ASSIGNMENT>
Each record below needs to be set down again exactly.

DATA SUPPLIED>
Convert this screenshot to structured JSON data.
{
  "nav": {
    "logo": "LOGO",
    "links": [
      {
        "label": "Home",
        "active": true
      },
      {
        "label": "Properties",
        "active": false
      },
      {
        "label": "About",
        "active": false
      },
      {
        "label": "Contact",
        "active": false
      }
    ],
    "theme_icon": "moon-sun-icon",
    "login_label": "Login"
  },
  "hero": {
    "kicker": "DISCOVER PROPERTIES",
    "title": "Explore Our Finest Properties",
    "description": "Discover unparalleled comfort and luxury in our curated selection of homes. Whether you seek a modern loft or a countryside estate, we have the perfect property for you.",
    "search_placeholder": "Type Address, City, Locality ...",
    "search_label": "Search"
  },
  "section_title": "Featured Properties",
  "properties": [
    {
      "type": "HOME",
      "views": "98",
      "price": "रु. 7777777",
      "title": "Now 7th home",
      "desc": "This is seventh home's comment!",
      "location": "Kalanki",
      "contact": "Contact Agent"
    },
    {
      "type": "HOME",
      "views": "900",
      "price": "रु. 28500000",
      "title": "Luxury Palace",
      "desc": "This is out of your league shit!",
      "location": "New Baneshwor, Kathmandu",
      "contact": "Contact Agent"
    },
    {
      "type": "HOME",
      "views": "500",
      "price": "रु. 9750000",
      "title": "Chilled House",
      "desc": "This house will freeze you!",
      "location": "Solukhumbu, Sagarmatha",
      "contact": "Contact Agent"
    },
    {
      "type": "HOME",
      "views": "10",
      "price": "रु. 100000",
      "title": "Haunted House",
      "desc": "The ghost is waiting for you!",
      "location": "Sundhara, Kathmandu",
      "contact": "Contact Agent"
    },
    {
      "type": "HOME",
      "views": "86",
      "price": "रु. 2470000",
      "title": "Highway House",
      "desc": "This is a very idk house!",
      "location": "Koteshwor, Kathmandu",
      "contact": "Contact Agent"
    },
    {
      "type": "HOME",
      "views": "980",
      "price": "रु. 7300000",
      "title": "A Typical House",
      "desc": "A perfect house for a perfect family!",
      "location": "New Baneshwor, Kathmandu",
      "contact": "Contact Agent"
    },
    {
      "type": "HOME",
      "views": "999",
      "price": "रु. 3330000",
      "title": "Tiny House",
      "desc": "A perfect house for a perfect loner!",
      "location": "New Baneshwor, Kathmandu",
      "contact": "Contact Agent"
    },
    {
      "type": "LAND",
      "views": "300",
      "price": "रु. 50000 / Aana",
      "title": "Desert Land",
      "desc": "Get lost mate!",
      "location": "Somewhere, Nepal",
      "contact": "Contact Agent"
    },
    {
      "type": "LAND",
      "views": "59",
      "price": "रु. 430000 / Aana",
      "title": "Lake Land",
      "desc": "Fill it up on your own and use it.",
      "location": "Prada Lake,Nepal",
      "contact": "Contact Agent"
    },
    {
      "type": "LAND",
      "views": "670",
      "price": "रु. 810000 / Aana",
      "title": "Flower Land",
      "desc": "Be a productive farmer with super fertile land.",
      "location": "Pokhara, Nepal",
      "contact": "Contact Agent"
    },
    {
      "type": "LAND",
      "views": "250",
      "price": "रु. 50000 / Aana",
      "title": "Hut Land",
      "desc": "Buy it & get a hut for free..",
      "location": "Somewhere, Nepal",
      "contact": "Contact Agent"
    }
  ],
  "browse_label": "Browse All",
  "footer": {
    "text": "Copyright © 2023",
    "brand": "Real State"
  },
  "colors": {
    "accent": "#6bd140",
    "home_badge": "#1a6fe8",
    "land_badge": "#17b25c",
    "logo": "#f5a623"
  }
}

TASK RESULT>
Convert this screenshot to structured JSON data.
{
  "nav": {
    "logo": "LOGO",
    "links": [
      {
        "label": "Home",
        "active": true
      },
      {
        "label": "Properties",
        "active": false
      },
      {
        "label": "About",
        "active": false
      },
      {
        "label": "Contact",
        "active": false
      }
    ],
    "theme_icon": "moon-sun-icon",
    "login_label": "Login"
  },
  "hero": {
    "kicker": "DISCOVER PROPERTIES",
    "title": "Explore Our Finest Properties",
    "description": "Discover unparalleled comfort and luxury in our curated selection of homes. Whether you seek a modern loft or a countryside estate, we have the perfect property for you.",
    "search_placeholder": "Type Address, City, Locality ...",
    "search_label": "Search"
  },
  "section_title": "Featured Properties",
  "properties": [
    {
      "type": "HOME",
      "views": "98",
      "price": "रु. 7777777",
      "title": "Now 7th home",
      "desc": "This is seventh home's comment!",
      "location": "Kalanki",
      "contact": "Contact Agent"
    },
    {
      "type": "HOME",
      "views": "900",
      "price": "रु. 28500000",
      "title": "Luxury Palace",
      "desc": "This is out of your league shit!",
      "location": "New Baneshwor, Kathmandu",
      "contact": "Contact Agent"
    },
    {
      "type": "HOME",
      "views": "500",
      "price": "रु. 9750000",
      "title": "Chilled House",
      "desc": "This house will freeze you!",
      "location": "Solukhumbu, Sagarmatha",
      "contact": "Contact Agent"
    },
    {
      "type": "HOME",
      "views": "10",
      "price": "रु. 100000",
      "title": "Haunted House",
      "desc": "The ghost is waiting for you!",
      "location": "Sundhara, Kathmandu",
      "contact": "Contact Agent"
    },
    {
      "type": "HOME",
      "views": "86",
      "price": "रु. 2470000",
      "title": "Highway House",
      "desc": "This is a very idk house!",
      "location": "Koteshwor, Kathmandu",
      "contact": "Contact Agent"
    },
    {
      "type": "HOME",
      "views": "980",
      "price": "रु. 7300000",
      "title": "A Typical House",
      "desc": "A perfect house for a perfect family!",
      "location": "New Baneshwor, Kathmandu",
      "contact": "Contact Agent"
    },
    {
      "type": "HOME",
      "views": "999",
      "price": "रु. 3330000",
      "title": "Tiny House",
      "desc": "A perfect house for a perfect loner!",
      "location": "New Baneshwor, Kathmandu",
      "contact": "Contact Agent"
    },
    {
      "type": "LAND",
      "views": "300",
      "price": "रु. 50000 / Aana",
      "title": "Desert Land",
      "desc": "Get lost mate!",
      "location": "Somewhere, Nepal",
      "contact": "Contact Agent"
    },
    {
      "type": "LAND",
      "views": "59",
      "price": "रु. 430000 / Aana",
      "title": "Lake Land",
      "desc": "Fill it up on your own and use it.",
      "location": "Prada Lake,Nepal",
      "contact": "Contact Agent"
    },
    {
      "type": "LAND",
      "views": "670",
      "price": "रु. 810000 / Aana",
      "title": "Flower Land",
      "desc": "Be a productive farmer with super fertile land.",
      "location": "Pokhara, Nepal",
      "contact": "Contact Agent"
    },
    {
      "type": "LAND",
      "views": "250",
      "price": "रु. 50000 / Aana",
      "title": "Hut Land",
      "desc": "Buy it & get a hut for free..",
      "location": "Somewhere, Nepal",
      "contact": "Contact Agent"
    }
  ],
  "browse_label": "Browse All",
  "footer": {
    "text": "Copyright © 2023",
    "brand": "Real State"
  },
  "colors": {
    "accent": "#6bd140",
    "home_badge": "#1a6fe8",
    "land_badge": "#17b25c",
    "logo": "#f5a623"
  }
}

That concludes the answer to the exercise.